Thomas, J. B.
The following data is extracted from Reminiscent History Of The Ozark Region, pub. Goodspeed Brothers, Publishers, Chicago 1894.
J. B. THOMAS. There is no enterprise of equal importance in Howell County, Missouri, than that of insurance. Among those engaged in this business is our subject, J. B. Thomas, one of the representative men of Willow Springs and abstractor and notary public of that city. Mr. Thomas came from southern Iowa and has made his home in Willow Springs for the past five years. He is a native Kentuckian, born in Mason County August 27, 1859, and his father, James C. Thomas, is farming in that county at the present time. The latter is also a native of that State, and a son of one of the early pioneers. J. B. Thomas passed his school days in Kentucky and Ohio, where he attended col-lege at Yellow Springs. In 1886 he went to Iowa and embarked in merchandising, which he continued until he came to this city. After locating in Wil-low Springs he followed merchandising about a year, and in 1890 engaged in the insurance business. The same year he was elected notary public. Sub-sequently he was elected to the office of alderman of Willow Springs and police judge, and he is also coal oil inspector of the city, appointed by Gov. Francis. Mr. Thomas is engaged in loaning money and is agent for the Missouri Guarantee Savings and Building Association. He is one of the directors in the Citizens' Bank at Willow Springs, and an energetic, enterprising and public-spirited citizen. Mr. Thomas has shown his appreciation of secret organizations by becoming an Odd Fellow and a Knight of Pythias. Of the former he is a charter member of Willow Springs Lodge No. 136, and a char-ter member of the latter organization, Willow Springs Lodge No. 156. He is grand outer guard in the Grand Lodge and has represented his lodge in the Grand Lodge of the State two times. In politics he is a Democrat and has ever been active in politics. In a business way he has been unusually successful and no man stands higher in the estimation of the people than he. Mr. Thomas is the owner of considerable property in Willow Springs, having forty acres within the city limits. He was married in Trenton, Missouri, to Miss Lizzie Power, of that city, and he and wife are leaders in the society of the city.

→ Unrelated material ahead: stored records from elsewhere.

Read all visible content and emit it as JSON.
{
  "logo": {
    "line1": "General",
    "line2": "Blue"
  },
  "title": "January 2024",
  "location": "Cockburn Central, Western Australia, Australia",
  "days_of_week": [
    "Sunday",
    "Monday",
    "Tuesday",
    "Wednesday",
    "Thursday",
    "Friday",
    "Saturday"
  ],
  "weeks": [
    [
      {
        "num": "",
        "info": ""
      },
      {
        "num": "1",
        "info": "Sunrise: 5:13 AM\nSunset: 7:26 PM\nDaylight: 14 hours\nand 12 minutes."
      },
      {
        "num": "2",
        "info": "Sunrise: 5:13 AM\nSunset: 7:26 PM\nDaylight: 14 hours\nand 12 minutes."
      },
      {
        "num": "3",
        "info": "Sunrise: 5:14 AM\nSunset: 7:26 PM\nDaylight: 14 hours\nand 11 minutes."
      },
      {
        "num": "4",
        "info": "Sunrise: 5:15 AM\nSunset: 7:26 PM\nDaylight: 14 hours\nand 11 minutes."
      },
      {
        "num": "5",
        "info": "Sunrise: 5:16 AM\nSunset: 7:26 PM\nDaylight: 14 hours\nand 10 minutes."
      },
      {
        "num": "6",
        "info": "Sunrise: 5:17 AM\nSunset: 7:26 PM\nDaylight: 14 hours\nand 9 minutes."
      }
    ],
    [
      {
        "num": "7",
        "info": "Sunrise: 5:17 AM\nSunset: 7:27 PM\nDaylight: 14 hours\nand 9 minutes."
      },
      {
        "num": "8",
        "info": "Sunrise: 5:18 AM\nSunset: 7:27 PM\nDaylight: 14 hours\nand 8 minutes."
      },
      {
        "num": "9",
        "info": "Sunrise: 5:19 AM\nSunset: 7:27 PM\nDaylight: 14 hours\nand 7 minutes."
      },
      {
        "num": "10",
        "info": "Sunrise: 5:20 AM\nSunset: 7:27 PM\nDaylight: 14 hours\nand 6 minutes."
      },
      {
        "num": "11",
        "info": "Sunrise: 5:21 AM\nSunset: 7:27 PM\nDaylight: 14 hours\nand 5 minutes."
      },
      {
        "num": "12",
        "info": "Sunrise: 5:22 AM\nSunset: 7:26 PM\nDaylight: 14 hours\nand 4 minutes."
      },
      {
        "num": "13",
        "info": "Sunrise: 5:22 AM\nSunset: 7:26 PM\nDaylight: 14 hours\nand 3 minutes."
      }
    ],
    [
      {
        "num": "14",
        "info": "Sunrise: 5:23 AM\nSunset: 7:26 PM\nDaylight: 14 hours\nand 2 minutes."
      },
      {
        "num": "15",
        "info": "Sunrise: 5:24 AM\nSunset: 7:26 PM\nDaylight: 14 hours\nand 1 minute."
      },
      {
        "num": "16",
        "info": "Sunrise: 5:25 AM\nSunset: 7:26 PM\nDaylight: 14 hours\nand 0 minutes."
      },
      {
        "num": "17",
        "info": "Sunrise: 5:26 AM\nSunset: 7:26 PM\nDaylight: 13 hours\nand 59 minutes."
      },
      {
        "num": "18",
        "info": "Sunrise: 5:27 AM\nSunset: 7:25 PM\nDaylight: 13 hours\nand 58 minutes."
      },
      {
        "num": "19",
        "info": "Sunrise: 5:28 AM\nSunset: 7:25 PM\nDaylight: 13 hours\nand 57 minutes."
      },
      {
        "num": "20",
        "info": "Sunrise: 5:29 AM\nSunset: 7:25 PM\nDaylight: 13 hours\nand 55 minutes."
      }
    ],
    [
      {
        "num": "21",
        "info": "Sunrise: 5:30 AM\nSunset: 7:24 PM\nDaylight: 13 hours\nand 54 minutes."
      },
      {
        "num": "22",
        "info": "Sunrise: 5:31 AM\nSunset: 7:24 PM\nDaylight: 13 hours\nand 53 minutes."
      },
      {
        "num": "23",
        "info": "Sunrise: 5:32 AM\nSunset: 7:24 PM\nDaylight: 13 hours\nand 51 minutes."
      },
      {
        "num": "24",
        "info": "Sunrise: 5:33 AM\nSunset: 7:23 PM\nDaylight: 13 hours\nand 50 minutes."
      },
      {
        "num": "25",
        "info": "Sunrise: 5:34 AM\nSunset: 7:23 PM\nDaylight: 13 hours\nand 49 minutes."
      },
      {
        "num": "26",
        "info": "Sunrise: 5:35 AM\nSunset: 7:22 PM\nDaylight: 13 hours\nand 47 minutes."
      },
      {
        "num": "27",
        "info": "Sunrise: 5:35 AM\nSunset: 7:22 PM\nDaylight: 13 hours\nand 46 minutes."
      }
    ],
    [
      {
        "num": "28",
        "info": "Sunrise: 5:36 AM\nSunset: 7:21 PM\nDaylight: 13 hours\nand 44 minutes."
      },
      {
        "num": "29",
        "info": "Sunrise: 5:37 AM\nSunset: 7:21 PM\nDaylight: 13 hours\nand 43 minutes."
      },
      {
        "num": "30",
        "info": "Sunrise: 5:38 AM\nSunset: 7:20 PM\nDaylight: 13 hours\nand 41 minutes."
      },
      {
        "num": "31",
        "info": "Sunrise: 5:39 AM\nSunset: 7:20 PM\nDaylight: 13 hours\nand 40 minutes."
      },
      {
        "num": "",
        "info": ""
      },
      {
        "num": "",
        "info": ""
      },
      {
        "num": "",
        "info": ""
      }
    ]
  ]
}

Mr. Thomas' office is over the dry goods store of Mr. Wilkinson.
Source: Reminiscent History Of The Ozark Region, pub. Goodspeed Brothers, Publishers, Chicago 1894